The task:
Down to the final line, reproduce the entries that follow exactly.

Material provided:

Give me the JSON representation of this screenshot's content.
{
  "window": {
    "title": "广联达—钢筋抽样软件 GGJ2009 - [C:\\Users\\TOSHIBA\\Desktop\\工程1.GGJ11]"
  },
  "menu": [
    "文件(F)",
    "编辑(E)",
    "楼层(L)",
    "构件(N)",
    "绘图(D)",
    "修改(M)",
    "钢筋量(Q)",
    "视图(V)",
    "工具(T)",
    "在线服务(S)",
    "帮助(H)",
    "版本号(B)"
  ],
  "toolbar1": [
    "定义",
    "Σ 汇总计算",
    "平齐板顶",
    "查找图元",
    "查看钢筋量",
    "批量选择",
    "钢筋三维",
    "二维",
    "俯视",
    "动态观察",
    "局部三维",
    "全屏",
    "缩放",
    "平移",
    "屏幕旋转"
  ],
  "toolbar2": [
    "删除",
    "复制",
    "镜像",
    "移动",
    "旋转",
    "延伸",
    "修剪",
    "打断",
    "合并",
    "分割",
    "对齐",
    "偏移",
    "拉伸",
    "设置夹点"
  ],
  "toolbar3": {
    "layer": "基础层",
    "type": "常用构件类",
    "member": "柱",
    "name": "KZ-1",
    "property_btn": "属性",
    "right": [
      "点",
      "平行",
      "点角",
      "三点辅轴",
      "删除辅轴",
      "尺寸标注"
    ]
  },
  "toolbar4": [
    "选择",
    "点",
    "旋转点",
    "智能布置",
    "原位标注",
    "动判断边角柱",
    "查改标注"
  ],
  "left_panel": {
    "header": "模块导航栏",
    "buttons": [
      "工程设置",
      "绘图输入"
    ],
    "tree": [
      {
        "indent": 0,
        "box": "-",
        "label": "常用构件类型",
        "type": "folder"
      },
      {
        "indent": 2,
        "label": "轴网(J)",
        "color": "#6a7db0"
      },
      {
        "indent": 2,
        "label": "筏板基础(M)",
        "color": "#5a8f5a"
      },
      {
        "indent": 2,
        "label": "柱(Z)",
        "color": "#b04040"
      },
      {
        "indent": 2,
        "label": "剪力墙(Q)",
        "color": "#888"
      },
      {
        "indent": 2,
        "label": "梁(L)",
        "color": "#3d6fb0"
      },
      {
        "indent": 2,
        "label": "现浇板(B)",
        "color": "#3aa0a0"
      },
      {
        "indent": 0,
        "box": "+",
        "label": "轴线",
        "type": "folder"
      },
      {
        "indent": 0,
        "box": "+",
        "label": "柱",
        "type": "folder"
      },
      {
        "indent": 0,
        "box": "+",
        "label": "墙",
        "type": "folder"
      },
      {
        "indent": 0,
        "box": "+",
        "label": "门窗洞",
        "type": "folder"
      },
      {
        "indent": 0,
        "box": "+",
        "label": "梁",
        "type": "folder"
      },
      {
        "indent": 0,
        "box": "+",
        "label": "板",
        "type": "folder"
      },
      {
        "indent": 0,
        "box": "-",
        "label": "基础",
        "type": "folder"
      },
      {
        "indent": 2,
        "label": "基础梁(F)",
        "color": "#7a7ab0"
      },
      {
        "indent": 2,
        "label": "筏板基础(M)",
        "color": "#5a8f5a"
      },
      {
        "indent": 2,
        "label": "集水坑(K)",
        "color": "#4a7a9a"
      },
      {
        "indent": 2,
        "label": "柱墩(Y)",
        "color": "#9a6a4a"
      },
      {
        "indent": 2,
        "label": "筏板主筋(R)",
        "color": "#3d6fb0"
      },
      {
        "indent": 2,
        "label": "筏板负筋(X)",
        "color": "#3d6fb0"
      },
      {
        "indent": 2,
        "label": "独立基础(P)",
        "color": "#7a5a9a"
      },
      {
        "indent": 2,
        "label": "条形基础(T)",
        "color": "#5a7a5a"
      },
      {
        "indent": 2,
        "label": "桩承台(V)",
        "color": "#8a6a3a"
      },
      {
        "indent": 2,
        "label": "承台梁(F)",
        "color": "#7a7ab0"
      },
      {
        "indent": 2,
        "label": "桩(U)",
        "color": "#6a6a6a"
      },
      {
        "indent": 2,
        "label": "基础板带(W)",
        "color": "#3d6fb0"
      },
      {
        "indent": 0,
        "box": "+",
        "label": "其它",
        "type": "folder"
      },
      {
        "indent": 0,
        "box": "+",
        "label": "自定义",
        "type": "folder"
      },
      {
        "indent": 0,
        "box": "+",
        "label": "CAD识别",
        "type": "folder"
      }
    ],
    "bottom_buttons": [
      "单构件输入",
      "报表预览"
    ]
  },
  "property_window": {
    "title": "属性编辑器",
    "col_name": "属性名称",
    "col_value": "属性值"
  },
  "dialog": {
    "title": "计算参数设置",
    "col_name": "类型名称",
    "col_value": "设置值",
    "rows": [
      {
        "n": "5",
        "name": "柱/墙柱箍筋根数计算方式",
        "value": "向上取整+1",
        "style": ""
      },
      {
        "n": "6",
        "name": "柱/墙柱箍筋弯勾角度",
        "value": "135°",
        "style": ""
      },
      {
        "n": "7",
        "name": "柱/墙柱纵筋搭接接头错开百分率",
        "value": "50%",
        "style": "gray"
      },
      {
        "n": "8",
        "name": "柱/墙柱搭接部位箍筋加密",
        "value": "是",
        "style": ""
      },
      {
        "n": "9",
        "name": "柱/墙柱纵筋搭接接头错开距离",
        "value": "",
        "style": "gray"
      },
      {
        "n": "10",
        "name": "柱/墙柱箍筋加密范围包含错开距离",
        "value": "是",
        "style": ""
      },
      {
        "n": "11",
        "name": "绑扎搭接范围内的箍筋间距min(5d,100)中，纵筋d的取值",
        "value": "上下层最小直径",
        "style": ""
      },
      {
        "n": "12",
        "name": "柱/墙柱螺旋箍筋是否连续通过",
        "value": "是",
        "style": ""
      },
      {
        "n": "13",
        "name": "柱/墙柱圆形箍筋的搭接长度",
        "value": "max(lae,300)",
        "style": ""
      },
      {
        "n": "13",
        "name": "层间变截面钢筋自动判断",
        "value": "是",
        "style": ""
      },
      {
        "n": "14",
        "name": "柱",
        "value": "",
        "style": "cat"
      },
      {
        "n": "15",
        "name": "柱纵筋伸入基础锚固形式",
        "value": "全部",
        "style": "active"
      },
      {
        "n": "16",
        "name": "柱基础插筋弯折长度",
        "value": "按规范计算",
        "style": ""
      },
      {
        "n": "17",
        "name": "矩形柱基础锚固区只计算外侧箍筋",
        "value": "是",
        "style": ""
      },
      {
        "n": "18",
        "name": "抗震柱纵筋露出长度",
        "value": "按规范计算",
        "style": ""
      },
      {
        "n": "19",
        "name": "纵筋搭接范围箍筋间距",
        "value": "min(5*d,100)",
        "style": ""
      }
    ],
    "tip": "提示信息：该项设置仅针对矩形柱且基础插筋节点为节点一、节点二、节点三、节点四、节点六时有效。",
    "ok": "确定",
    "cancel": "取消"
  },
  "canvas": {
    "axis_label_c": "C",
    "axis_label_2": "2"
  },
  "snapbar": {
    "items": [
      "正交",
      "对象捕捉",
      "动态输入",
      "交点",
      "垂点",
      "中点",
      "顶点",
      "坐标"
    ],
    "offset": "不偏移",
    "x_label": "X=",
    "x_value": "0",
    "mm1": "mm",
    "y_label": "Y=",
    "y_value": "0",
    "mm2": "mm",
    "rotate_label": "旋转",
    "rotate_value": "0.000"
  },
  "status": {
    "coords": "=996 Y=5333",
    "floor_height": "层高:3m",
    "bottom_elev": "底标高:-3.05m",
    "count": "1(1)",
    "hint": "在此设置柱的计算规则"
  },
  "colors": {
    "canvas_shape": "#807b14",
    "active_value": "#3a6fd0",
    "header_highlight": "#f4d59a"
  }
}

Exercise response:
Give me the JSON representation of this screenshot's content.
{
  "window": {
    "title": "广联达—钢筋抽样软件 GGJ2009 - [C:\\Users\\TOSHIBA\\Desktop\\工程1.GGJ11]"
  },
  "menu": [
    "文件(F)",
    "编辑(E)",
    "楼层(L)",
    "构件(N)",
    "绘图(D)",
    "修改(M)",
    "钢筋量(Q)",
    "视图(V)",
    "工具(T)",
    "在线服务(S)",
    "帮助(H)",
    "版本号(B)"
  ],
  "toolbar1": [
    "定义",
    "Σ 汇总计算",
    "平齐板顶",
    "查找图元",
    "查看钢筋量",
    "批量选择",
    "钢筋三维",
    "二维",
    "俯视",
    "动态观察",
    "局部三维",
    "全屏",
    "缩放",
    "平移",
    "屏幕旋转"
  ],
  "toolbar2": [
    "删除",
    "复制",
    "镜像",
    "移动",
    "旋转",
    "延伸",
    "修剪",
    "打断",
    "合并",
    "分割",
    "对齐",
    "偏移",
    "拉伸",
    "设置夹点"
  ],
  "toolbar3": {
    "layer": "基础层",
    "type": "常用构件类",
    "member": "柱",
    "name": "KZ-1",
    "property_btn": "属性",
    "right": [
      "点",
      "平行",
      "点角",
      "三点辅轴",
      "删除辅轴",
      "尺寸标注"
    ]
  },
  "toolbar4": [
    "选择",
    "点",
    "旋转点",
    "智能布置",
    "原位标注",
    "动判断边角柱",
    "查改标注"
  ],
  "left_panel": {
    "header": "模块导航栏",
    "buttons": [
      "工程设置",
      "绘图输入"
    ],
    "tree": [
      {
        "indent": 0,
        "box": "-",
        "label": "常用构件类型",
        "type": "folder"
      },
      {
        "indent": 2,
        "label": "轴网(J)",
        "color": "#6a7db0"
      },
      {
        "indent": 2,
        "label": "筏板基础(M)",
        "color": "#5a8f5a"
      },
      {
        "indent": 2,
        "label": "柱(Z)",
        "color": "#b04040"
      },
      {
        "indent": 2,
        "label": "剪力墙(Q)",
        "color": "#888"
      },
      {
        "indent": 2,
        "label": "梁(L)",
        "color": "#3d6fb0"
      },
      {
        "indent": 2,
        "label": "现浇板(B)",
        "color": "#3aa0a0"
      },
      {
        "indent": 0,
        "box": "+",
        "label": "轴线",
        "type": "folder"
      },
      {
        "indent": 0,
        "box": "+",
        "label": "柱",
        "type": "folder"
      },
      {
        "indent": 0,
        "box": "+",
        "label": "墙",
        "type": "folder"
      },
      {
        "indent": 0,
        "box": "+",
        "label": "门窗洞",
        "type": "folder"
      },
      {
        "indent": 0,
        "box": "+",
        "label": "梁",
        "type": "folder"
      },
      {
        "indent": 0,
        "box": "+",
        "label": "板",
        "type": "folder"
      },
      {
        "indent": 0,
        "box": "-",
        "label": "基础",
        "type": "folder"
      },
      {
        "indent": 2,
        "label": "基础梁(F)",
        "color": "#7a7ab0"
      },
      {
        "indent": 2,
        "label": "筏板基础(M)",
        "color": "#5a8f5a"
      },
      {
        "indent": 2,
        "label": "集水坑(K)",
        "color": "#4a7a9a"
      },
      {
        "indent": 2,
        "label": "柱墩(Y)",
        "color": "#9a6a4a"
      },
      {
        "indent": 2,
        "label": "筏板主筋(R)",
        "color": "#3d6fb0"
      },
      {
        "indent": 2,
        "label": "筏板负筋(X)",
        "color": "#3d6fb0"
      },
      {
        "indent": 2,
        "label": "独立基础(P)",
        "color": "#7a5a9a"
      },
      {
        "indent": 2,
        "label": "条形基础(T)",
        "color": "#5a7a5a"
      },
      {
        "indent": 2,
        "label": "桩承台(V)",
        "color": "#8a6a3a"
      },
      {
        "indent": 2,
        "label": "承台梁(F)",
        "color": "#7a7ab0"
      },
      {
        "indent": 2,
        "label": "桩(U)",
        "color": "#6a6a6a"
      },
      {
        "indent": 2,
        "label": "基础板带(W)",
        "color": "#3d6fb0"
      },
      {
        "indent": 0,
        "box": "+",
        "label": "其它",
        "type": "folder"
      },
      {
        "indent": 0,
        "box": "+",
        "label": "自定义",
        "type": "folder"
      },
      {
        "indent": 0,
        "box": "+",
        "label": "CAD识别",
        "type": "folder"
      }
    ],
    "bottom_buttons": [
      "单构件输入",
      "报表预览"
    ]
  },
  "property_window": {
    "title": "属性编辑器",
    "col_name": "属性名称",
    "col_value": "属性值"
  },
  "dialog": {
    "title": "计算参数设置",
    "col_name": "类型名称",
    "col_value": "设置值",
    "rows": [
      {
        "n": "5",
        "name": "柱/墙柱箍筋根数计算方式",
        "value": "向上取整+1",
        "style": ""
      },
      {
        "n": "6",
        "name": "柱/墙柱箍筋弯勾角度",
        "value": "135°",
        "style": ""
      },
      {
        "n": "7",
        "name": "柱/墙柱纵筋搭接接头错开百分率",
        "value": "50%",
        "style": "gray"
      },
      {
        "n": "8",
        "name": "柱/墙柱搭接部位箍筋加密",
        "value": "是",
        "style": ""
      },
      {
        "n": "9",
        "name": "柱/墙柱纵筋搭接接头错开距离",
        "value": "",
        "style": "gray"
      },
      {
        "n": "10",
        "name": "柱/墙柱箍筋加密范围包含错开距离",
        "value": "是",
        "style": ""
      },
      {
        "n": "11",
        "name": "绑扎搭接范围内的箍筋间距min(5d,100)中，纵筋d的取值",
        "value": "上下层最小直径",
        "style": ""
      },
      {
        "n": "12",
        "name": "柱/墙柱螺旋箍筋是否连续通过",
        "value": "是",
        "style": ""
      },
      {
        "n": "13",
        "name": "柱/墙柱圆形箍筋的搭接长度",
        "value": "max(lae,300)",
        "style": ""
      },
      {
        "n": "13",
        "name": "层间变截面钢筋自动判断",
        "value": "是",
        "style": ""
      },
      {
        "n": "14",
        "name": "柱",
        "value": "",
        "style": "cat"
      },
      {
        "n": "15",
        "name": "柱纵筋伸入基础锚固形式",
        "value": "全部",
        "style": "active"
      },
      {
        "n": "16",
        "name": "柱基础插筋弯折长度",
        "value": "按规范计算",
        "style": ""
      },
      {
        "n": "17",
        "name": "矩形柱基础锚固区只计算外侧箍筋",
        "value": "是",
        "style": ""
      },
      {
        "n": "18",
        "name": "抗震柱纵筋露出长度",
        "value": "按规范计算",
        "style": ""
      },
      {
        "n": "19",
        "name": "纵筋搭接范围箍筋间距",
        "value": "min(5*d,100)",
        "style": ""
      }
    ],
    "tip": "提示信息：该项设置仅针对矩形柱且基础插筋节点为节点一、节点二、节点三、节点四、节点六时有效。",
    "ok": "确定",
    "cancel": "取消"
  },
  "canvas": {
    "axis_label_c": "C",
    "axis_label_2": "2"
  },
  "snapbar": {
    "items": [
      "正交",
      "对象捕捉",
      "动态输入",
      "交点",
      "垂点",
      "中点",
      "顶点",
      "坐标"
    ],
    "offset": "不偏移",
    "x_label": "X=",
    "x_value": "0",
    "mm1": "mm",
    "y_label": "Y=",
    "y_value": "0",
    "mm2": "mm",
    "rotate_label": "旋转",
    "rotate_value": "0.000"
  },
  "status": {
    "coords": "=996 Y=5333",
    "floor_height": "层高:3m",
    "bottom_elev": "底标高:-3.05m",
    "count": "1(1)",
    "hint": "在此设置柱的计算规则"
  },
  "colors": {
    "canvas_shape": "#807b14",
    "active_value": "#3a6fd0",
    "header_highlight": "#f4d59a"
  }
}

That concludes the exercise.